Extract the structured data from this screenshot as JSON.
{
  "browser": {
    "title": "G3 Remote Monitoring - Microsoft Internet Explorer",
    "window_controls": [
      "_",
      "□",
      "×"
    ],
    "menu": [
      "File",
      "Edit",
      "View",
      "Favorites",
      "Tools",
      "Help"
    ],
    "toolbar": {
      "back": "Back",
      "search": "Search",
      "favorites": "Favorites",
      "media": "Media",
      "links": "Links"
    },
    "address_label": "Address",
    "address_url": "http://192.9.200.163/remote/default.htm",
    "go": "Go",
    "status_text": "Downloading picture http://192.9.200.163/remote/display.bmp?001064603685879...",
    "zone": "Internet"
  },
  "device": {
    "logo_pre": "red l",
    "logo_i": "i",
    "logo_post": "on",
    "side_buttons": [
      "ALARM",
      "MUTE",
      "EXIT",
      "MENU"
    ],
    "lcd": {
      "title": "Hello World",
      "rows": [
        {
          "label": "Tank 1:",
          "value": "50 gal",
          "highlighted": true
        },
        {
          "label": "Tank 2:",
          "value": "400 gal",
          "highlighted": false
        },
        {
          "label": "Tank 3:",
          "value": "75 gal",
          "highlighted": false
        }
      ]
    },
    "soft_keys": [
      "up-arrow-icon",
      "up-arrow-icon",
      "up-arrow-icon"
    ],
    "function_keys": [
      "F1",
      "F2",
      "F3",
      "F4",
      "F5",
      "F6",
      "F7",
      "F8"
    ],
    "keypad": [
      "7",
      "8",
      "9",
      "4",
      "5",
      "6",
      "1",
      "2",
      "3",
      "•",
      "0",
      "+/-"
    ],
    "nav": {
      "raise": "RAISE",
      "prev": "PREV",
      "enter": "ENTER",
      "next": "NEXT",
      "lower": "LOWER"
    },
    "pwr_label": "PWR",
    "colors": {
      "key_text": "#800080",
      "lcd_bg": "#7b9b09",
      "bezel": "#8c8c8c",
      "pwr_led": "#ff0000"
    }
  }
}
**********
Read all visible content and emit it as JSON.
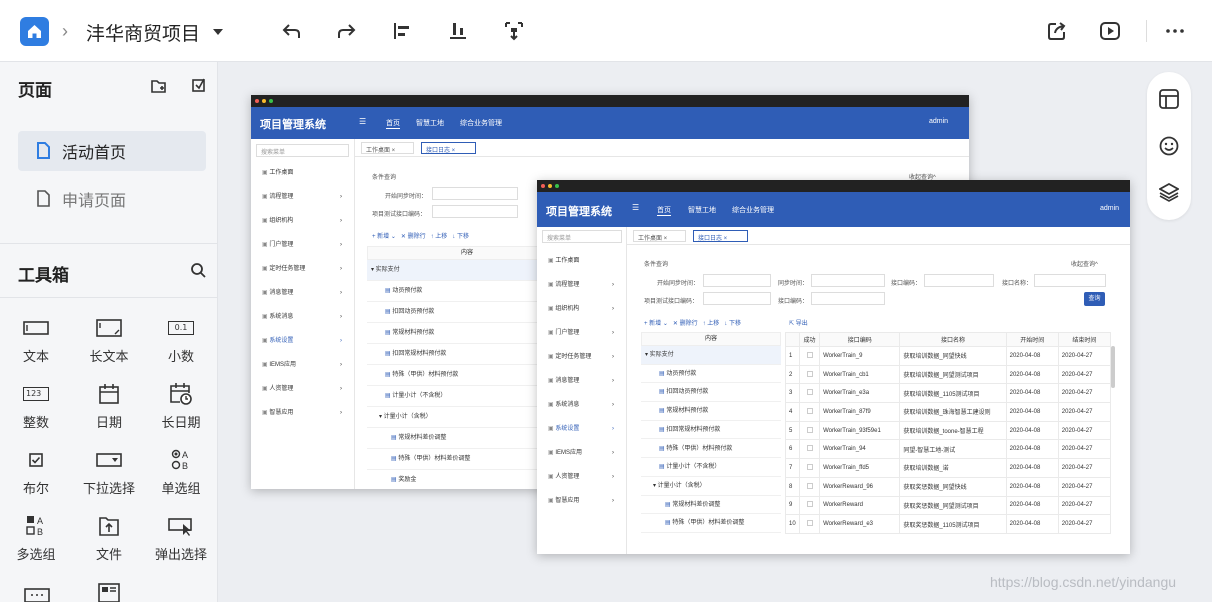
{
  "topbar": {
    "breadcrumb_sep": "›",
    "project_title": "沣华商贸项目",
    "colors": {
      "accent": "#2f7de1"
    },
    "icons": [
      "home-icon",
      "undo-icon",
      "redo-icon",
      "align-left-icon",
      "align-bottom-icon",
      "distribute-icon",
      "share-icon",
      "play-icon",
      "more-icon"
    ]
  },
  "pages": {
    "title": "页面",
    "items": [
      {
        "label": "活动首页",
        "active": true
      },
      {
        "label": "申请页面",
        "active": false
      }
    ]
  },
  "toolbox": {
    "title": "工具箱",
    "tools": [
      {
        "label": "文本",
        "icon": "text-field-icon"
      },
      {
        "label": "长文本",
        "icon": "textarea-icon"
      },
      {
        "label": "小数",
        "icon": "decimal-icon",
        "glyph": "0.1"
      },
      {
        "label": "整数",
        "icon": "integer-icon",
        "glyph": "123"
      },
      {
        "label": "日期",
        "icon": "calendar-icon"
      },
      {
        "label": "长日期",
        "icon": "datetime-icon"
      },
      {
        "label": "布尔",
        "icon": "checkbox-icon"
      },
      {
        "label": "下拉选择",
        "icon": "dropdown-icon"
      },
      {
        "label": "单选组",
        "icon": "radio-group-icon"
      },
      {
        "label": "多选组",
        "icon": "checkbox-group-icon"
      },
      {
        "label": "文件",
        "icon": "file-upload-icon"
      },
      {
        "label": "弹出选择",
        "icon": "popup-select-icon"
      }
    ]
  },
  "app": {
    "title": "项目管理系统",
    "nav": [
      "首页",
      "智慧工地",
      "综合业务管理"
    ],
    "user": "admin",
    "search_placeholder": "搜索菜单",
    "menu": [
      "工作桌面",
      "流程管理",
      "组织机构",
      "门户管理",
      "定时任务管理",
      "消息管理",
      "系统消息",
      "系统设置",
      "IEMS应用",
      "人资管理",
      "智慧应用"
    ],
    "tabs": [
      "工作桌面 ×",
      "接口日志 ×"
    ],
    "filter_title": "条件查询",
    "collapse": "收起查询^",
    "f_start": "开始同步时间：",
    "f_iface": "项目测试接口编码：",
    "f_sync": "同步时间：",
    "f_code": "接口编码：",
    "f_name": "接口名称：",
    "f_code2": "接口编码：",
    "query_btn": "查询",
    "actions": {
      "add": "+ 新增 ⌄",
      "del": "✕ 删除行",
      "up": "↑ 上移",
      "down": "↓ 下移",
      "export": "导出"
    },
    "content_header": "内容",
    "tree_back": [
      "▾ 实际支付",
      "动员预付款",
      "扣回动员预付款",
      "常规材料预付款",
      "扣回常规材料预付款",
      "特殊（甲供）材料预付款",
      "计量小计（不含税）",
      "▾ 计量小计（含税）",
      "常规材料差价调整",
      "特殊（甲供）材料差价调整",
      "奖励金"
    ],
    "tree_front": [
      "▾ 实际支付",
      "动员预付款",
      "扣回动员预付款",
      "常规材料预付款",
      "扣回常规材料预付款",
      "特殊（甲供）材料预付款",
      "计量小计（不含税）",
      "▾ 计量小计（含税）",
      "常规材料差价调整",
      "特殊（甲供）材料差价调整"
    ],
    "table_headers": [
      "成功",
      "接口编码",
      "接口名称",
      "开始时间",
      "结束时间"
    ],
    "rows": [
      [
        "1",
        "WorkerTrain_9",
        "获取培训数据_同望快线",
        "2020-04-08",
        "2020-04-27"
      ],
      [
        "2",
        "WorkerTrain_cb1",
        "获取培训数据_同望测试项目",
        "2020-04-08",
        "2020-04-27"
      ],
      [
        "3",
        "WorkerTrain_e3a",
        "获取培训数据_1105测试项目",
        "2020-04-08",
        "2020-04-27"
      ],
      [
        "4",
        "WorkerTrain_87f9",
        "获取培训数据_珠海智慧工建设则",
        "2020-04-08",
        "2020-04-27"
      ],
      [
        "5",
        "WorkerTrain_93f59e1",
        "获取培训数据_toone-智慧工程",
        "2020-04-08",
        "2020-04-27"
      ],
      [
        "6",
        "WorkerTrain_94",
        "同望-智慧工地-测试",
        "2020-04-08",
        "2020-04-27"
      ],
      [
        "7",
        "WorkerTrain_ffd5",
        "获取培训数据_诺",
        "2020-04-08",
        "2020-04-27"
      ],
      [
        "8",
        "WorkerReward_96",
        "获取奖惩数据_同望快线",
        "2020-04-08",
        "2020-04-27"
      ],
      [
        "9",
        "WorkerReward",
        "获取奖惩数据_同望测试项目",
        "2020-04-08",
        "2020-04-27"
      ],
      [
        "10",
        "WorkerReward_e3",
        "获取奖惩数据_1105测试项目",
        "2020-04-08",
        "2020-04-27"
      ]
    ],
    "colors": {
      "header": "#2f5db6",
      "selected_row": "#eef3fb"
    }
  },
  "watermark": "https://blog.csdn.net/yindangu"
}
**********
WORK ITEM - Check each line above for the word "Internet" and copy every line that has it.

REPLY TO THE EXERCISE -
    "title": "G3 Remote Monitoring - Microsoft Internet Explorer",
    "zone": "Internet"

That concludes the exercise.